James Fei should be commended for his extensive and articulate play-by-play of the mechanics and overall implications of this piece as he also proceeds to expound upon the sonic characteristics of bagpipes. Naturally, this composition presents it’s fair share of challenges to the musicians, who need to be in synch while performing hypnotic and at times, minimalist style unison lines amid seamless shifts in tempo. Therefore, getting all this done in one take, presented more than a few obstacles. However, listening to this piece in one sitting should be deemed a prerequisite, although when viewed upon as a whole, the invariability of the proceedings demands an acute attention span, especially when considering all of the subtle nuances and barely detectable transformations.
I love jazz because anything is possible; it has few rules and the best jazz breaks those ones.
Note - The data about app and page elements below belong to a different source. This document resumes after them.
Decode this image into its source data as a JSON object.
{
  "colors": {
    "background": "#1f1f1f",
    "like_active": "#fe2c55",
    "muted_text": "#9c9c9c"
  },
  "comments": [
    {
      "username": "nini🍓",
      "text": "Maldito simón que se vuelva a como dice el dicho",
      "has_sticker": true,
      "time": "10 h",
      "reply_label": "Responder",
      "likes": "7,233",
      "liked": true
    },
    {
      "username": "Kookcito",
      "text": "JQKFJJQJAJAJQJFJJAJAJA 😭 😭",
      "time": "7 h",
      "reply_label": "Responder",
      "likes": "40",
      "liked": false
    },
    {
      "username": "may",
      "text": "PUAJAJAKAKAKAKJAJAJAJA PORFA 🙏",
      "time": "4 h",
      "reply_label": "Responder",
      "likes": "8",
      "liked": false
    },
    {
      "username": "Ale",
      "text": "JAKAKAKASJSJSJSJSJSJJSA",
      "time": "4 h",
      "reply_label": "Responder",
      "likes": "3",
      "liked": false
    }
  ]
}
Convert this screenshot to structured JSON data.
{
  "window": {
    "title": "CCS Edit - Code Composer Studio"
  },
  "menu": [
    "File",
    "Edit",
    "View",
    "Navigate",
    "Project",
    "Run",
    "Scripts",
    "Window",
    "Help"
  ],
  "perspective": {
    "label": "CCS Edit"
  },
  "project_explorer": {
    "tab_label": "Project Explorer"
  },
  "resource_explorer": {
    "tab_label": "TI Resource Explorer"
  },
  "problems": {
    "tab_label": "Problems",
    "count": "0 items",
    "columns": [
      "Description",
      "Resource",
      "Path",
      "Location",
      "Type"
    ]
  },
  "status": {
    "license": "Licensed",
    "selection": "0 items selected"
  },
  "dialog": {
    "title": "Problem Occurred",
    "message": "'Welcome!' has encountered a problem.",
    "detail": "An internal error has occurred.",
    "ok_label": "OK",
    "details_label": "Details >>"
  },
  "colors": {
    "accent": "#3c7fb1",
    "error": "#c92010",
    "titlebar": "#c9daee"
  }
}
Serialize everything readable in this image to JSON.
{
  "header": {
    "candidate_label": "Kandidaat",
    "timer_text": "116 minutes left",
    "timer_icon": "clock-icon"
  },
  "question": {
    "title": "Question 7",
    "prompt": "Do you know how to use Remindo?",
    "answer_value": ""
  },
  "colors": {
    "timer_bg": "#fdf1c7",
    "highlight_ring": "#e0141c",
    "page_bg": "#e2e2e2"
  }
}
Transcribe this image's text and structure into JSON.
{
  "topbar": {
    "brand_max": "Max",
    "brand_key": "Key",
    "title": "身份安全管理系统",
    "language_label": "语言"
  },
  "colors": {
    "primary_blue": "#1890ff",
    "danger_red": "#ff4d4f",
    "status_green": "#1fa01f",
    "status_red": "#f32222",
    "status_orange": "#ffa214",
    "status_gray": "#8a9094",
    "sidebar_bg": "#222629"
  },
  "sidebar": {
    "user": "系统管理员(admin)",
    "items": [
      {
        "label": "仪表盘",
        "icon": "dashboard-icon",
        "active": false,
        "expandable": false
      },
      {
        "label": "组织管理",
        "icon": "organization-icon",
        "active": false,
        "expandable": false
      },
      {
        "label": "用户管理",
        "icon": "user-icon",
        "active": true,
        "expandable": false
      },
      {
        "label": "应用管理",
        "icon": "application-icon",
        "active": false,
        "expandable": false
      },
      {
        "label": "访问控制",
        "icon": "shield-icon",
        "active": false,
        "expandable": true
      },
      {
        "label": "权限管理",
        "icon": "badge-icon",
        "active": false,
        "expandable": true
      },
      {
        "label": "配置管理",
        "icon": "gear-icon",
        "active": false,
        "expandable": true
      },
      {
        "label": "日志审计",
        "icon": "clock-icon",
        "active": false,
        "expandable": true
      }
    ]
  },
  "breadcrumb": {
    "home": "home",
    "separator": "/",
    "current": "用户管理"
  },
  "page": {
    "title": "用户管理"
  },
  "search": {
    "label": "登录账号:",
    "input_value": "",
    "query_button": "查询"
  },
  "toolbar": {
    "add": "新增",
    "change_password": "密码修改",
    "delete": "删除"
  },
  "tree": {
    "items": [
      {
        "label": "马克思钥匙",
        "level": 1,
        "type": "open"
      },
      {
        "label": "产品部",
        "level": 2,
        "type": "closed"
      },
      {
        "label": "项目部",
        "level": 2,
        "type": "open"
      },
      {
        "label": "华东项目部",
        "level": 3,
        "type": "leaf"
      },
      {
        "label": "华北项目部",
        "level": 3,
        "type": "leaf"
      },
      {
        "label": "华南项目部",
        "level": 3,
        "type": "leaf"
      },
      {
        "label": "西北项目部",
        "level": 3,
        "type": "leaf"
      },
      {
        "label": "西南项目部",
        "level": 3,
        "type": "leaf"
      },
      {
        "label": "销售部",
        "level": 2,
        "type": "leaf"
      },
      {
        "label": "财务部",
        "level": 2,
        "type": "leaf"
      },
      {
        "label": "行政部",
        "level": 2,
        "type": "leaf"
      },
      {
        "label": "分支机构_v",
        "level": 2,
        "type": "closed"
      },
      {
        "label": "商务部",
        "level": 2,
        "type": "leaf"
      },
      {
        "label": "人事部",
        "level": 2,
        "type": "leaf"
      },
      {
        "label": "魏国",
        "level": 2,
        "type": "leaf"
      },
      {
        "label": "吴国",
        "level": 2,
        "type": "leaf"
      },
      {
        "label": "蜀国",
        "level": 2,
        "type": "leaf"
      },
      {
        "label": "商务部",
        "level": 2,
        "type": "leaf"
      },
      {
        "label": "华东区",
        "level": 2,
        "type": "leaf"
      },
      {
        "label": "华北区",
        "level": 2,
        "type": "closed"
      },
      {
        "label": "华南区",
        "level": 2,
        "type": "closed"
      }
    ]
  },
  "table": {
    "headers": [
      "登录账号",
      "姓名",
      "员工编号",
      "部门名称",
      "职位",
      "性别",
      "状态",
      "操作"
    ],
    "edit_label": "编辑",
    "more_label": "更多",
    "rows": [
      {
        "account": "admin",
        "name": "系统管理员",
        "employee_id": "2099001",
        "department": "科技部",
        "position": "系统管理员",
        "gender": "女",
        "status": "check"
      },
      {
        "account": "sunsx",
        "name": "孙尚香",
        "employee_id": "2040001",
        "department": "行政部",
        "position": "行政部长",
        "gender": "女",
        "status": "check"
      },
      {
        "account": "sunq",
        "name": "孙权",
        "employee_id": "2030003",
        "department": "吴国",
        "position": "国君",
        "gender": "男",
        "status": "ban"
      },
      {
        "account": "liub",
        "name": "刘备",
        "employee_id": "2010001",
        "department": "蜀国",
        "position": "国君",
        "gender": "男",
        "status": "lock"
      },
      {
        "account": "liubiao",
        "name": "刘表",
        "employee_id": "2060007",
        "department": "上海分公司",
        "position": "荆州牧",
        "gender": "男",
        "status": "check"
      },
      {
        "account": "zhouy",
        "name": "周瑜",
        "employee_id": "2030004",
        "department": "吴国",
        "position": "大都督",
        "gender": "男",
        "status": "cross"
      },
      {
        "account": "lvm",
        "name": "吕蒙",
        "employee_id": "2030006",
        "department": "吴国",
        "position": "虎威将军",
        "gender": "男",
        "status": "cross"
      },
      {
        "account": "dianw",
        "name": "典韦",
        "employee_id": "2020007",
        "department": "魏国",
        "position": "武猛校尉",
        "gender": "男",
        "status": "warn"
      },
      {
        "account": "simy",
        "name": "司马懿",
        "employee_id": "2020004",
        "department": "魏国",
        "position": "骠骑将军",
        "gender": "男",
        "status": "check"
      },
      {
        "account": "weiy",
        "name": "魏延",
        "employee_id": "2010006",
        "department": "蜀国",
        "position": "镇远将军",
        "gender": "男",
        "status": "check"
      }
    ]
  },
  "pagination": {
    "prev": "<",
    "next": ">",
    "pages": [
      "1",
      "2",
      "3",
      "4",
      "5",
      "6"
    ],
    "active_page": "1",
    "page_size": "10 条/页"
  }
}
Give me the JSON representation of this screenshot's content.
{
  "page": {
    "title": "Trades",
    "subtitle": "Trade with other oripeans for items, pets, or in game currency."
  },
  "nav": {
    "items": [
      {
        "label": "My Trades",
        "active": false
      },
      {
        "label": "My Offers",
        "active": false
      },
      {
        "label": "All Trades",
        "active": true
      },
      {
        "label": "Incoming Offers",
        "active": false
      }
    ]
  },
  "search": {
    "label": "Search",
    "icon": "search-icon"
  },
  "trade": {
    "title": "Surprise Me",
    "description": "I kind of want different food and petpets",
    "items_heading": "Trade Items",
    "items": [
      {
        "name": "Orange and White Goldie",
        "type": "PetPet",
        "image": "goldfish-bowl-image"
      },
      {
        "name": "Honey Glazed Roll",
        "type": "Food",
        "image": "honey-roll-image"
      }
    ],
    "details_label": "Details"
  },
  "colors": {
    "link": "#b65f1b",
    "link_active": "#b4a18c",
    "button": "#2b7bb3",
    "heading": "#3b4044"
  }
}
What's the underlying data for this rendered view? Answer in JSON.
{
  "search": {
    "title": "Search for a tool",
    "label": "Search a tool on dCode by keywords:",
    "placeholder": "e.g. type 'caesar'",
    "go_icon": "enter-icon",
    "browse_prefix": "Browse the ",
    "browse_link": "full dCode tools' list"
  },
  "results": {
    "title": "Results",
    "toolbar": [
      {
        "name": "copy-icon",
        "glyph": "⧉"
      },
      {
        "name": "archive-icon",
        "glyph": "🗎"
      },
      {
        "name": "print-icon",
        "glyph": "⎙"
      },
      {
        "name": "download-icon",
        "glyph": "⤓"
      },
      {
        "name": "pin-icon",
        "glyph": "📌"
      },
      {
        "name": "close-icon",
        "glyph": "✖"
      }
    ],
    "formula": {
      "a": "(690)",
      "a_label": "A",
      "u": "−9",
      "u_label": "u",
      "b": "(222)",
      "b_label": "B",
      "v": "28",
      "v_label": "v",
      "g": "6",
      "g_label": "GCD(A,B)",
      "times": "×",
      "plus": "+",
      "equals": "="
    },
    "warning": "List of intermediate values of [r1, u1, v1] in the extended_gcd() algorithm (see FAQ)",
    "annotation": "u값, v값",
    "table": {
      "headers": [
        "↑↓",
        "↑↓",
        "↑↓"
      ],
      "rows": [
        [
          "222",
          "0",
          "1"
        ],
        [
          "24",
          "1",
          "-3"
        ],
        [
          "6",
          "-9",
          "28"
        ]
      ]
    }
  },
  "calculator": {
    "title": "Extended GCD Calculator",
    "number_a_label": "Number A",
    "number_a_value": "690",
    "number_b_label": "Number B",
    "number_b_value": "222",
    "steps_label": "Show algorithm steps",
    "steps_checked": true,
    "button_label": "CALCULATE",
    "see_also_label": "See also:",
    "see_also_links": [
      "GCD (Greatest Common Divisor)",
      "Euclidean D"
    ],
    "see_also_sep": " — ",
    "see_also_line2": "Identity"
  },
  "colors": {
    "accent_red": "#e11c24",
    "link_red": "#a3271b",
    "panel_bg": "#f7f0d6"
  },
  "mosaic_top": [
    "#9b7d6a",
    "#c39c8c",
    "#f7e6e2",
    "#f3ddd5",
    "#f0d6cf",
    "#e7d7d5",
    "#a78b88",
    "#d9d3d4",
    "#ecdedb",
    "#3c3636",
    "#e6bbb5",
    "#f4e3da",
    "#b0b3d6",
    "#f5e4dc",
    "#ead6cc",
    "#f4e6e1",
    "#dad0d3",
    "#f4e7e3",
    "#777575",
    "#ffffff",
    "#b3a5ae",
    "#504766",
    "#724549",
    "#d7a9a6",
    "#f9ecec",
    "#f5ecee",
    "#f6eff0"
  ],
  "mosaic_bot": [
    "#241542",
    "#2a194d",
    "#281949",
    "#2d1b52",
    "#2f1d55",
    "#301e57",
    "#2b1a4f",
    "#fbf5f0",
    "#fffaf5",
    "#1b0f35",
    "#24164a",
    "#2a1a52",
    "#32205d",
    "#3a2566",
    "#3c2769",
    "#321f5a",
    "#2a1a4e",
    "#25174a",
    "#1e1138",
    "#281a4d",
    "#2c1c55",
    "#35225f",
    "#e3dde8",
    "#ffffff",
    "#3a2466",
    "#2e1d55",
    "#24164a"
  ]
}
I prefer free improv because it doesn't really have any rules at all.
I was first exposed to jazz in my teens (in the late sixties).
The first jazz record I bought was Filles de Kilimanjaro by Miles Davis, shortly followed by Extrapolation by John McLaughlin.
My advice to new listeners is to listen as widely as possible and not to make snap judgments--stick with it.